Rose said in December there was time for Fancher to turn the season around. That’s happening slowly, if at all. The 49ers are 2-3 under Fancher, all five games coming on the road. But the players have noticed a change.
“I think we needed a little bit of confidence,” said White. “He’s made some changes in areas we needed. He’s trying to find five guys who are out there with confidence.”
The 49ers have also taken to Fancher’s coaching style, which is more aggressive than how the mild-mannered Price dealt with players.
“Coach Fancher will dig into people,” Davis said. “He knows how to get the best out of players. I’m not saying coach Price didn’t, but they have different ways. Coach Price would talk to you individually to build you up. Coach Fancher doesn’t mind calling you out in front of the entire team. Not to degrade you in any way, but to motivate you.”
Fancher isn’t afraid to show that enthusiasm. After both of Charlotte’s two victories since he’s taken over (against East Carolina and North Texas), he led raucous locker-room celebrations.
“It felt like we’d won a championship both times,” Davis said. “He was right in the middle of it.”
Fancher said he’d like to keep the 49ers’ job permanently. But that whole issue became more complicated when Rose announced last week that she will retire June 30. Who will make the decision – and when it will be made -- on whether the 49ers retain Fancher or find someone else is uncertain.
“That doesn’t change anything for us,” Fancher said. “I have no idea about that. What we’ve decided is to coach every day like it’s our job now, which it is. Let’s not talk about Marshall (two days) before we play them. Let’s talk about our team today; not tomorrow, but today.

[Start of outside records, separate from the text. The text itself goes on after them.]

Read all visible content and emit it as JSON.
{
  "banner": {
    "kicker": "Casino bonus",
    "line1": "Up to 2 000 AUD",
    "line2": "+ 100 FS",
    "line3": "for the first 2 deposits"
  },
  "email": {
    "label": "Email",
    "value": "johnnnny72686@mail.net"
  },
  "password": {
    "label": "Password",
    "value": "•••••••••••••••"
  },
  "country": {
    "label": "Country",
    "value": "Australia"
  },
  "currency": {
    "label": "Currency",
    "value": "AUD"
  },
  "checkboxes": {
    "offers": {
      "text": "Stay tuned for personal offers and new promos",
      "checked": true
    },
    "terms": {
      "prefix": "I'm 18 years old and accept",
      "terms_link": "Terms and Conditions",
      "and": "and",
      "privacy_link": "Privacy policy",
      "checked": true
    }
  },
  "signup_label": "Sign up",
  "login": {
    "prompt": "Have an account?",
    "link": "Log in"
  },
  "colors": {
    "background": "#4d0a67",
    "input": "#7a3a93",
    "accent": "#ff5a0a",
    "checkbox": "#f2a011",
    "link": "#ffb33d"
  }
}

Let’s stay in that moment. Because once you raise your heads and look at the future, you lose focus on today.”
David Scott: @davidscott14